©  UPMC | Affiliated with the University of Pittsburgh Schools of the Health Sciences
Supplemental content provided by A.D.A.M. Health Solutions. All rights reserved.

For help in finding a doctor or health service that suits your needs, call the UPMC Referral Service at 412-647-UPMC (8762) or 1-800-533-UPMC (8762). Select option 1.

UPMC is an equal opportunity employer. UPMC policy prohibits discrimination or harassment on the basis of race, color, religion, ancestry, national origin, age, sex, genetics, sexual orientation, marital status, familial status, disability, veteran status, or any other legally protected group status. Further, UPMC will continue to support and promote equal employment opportunity, human dignity, and racial, ethnic, and cultural diversity. This policy applies to admissions, employment, and access to and treatment in UPMC programs and activities.

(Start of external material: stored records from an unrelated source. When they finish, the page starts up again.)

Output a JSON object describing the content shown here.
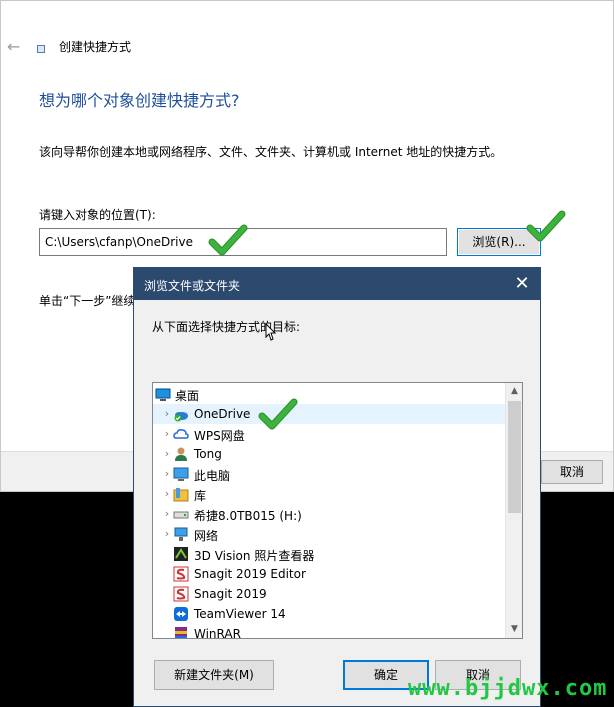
{
  "wizard": {
    "title": "创建快捷方式",
    "heading": "想为哪个对象创建快捷方式?",
    "description": "该向导帮你创建本地或网络程序、文件、文件夹、计算机或 Internet 地址的快捷方式。",
    "location_label": "请键入对象的位置(T):",
    "location_value": "C:\\Users\\cfanp\\OneDrive",
    "browse_label": "浏览(R)...",
    "next_note": "单击“下一步”继续",
    "cancel_label": "取消"
  },
  "dialog": {
    "title": "浏览文件或文件夹",
    "close_label": "✕",
    "prompt": "从下面选择快捷方式的目标:",
    "tree": [
      {
        "label": "桌面",
        "icon": "desktop-icon",
        "expandable": false,
        "indent": 0
      },
      {
        "label": "OneDrive",
        "icon": "onedrive-icon",
        "expandable": true,
        "indent": 1,
        "selected": true
      },
      {
        "label": "WPS网盘",
        "icon": "cloud-icon",
        "expandable": true,
        "indent": 1
      },
      {
        "label": "Tong",
        "icon": "user-icon",
        "expandable": true,
        "indent": 1
      },
      {
        "label": "此电脑",
        "icon": "computer-icon",
        "expandable": true,
        "indent": 1
      },
      {
        "label": "库",
        "icon": "library-icon",
        "expandable": true,
        "indent": 1
      },
      {
        "label": "希捷8.0TB015 (H:)",
        "icon": "drive-icon",
        "expandable": true,
        "indent": 1
      },
      {
        "label": "网络",
        "icon": "network-icon",
        "expandable": true,
        "indent": 1
      },
      {
        "label": "3D Vision 照片查看器",
        "icon": "app-3dvision-icon",
        "expandable": false,
        "indent": 1
      },
      {
        "label": "Snagit 2019 Editor",
        "icon": "app-snagit-icon",
        "expandable": false,
        "indent": 1
      },
      {
        "label": "Snagit 2019",
        "icon": "app-snagit-icon",
        "expandable": false,
        "indent": 1
      },
      {
        "label": "TeamViewer 14",
        "icon": "app-teamviewer-icon",
        "expandable": false,
        "indent": 1
      },
      {
        "label": "WinRAR",
        "icon": "app-winrar-icon",
        "expandable": false,
        "indent": 1
      }
    ],
    "new_folder_label": "新建文件夹(M)",
    "ok_label": "确定",
    "cancel_label": "取消"
  },
  "watermark": {
    "text": "www.bjjdwx.com",
    "small": "www.bjjdwx.com"
  },
  "colors": {
    "heading": "#1f4f9c",
    "dialog_titlebar": "#2b4a6e",
    "accent": "#0078d7",
    "checkmark": "#3cb43c",
    "watermark": "#22c744"
  }
}
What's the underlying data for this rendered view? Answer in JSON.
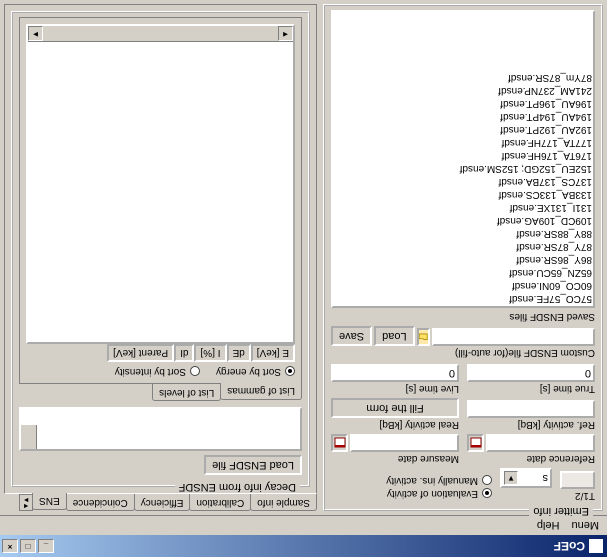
{
  "window": {
    "title": "CoEF"
  },
  "menu": {
    "items": [
      "Menu",
      "Help"
    ]
  },
  "left_panel": {
    "title": "Emitter info",
    "halflife_label": "T1/2",
    "unit_select": "s",
    "radio_eval": "Evaluation of activity",
    "radio_manual": "Manually ins. activity",
    "ref_date_label": "Reference date",
    "meas_date_label": "Measure date",
    "ref_act_label": "Ref. activity [kBq]",
    "real_act_label": "Real activity [kBq]",
    "fill_button": "Fill the form",
    "true_time_label": "True time [s]",
    "live_time_label": "Live time [s]",
    "true_time": "0",
    "live_time": "0",
    "custom_file_label": "Custom ENSDF file(for auto-fill)",
    "load_btn": "Load",
    "save_btn": "Save",
    "saved_label": "Saved ENSDF files",
    "files": [
      "57CO_57FE.ensdf",
      "60CO_60NI.ensdf",
      "65ZN_65CU.ensdf",
      "86Y_86SR.ensdf",
      "87Y_87SR.ensdf",
      "88Y_88SR.ensdf",
      "109CD_109AG.ensdf",
      "131I_131XE.ensdf",
      "133BA_133CS.ensdf",
      "137CS_137BA.ensdf",
      "152EU_152GD; 152SM.ensdf",
      "176TA_176HF.ensdf",
      "177TA_177HF.ensdf",
      "192AU_192PT.ensdf",
      "194AU_194PT.ensdf",
      "196AU_196PT.ensdf",
      "241AM_237NP.ensdf",
      "87Ym_87SR.ensdf"
    ]
  },
  "right_panel": {
    "tabs": [
      "Sample info",
      "Calibration",
      "Efficiency",
      "Coincidence",
      "ENS"
    ],
    "decay_title": "Decay info from ENSDF",
    "load_ensdf": "Load ENSDF file",
    "sub_tabs": [
      "List of gammas",
      "List of levels"
    ],
    "sort_energy": "Sort by energy",
    "sort_intensity": "Sort by intensity",
    "columns": [
      "E [keV]",
      "dE",
      "I [%]",
      "dI",
      "Parent [keV]"
    ]
  }
}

This commitment is made by UPMC in accordance with federal, state, and/or local laws and regulations.

Medical information made available on UPMC.com is not intended to be used as a substitute for professional medical advice, diagnosis, or treatment. You should not rely entirely on this information for your health care needs. Ask your own doctor or health care provider any specific medical questions that you have. Further, UPMC.com is not a tool to be used in the case of an emergency. If an emergency arises, you should seek appropriate emergency medical services.

For UPMC Mercy Patients: As a Catholic hospital, UPMC Mercy abides by the Ethical and Religious Directives for Catholic Health Care Services, as determined by the United States Conference of Catholic Bishops. As such, UPMC Mercy neither endorses nor provides medical practices and/or procedures that contradict the moral teachings of the Roman Catholic Church.

© UPMC
Pittsburgh, PA, USA UPMC.com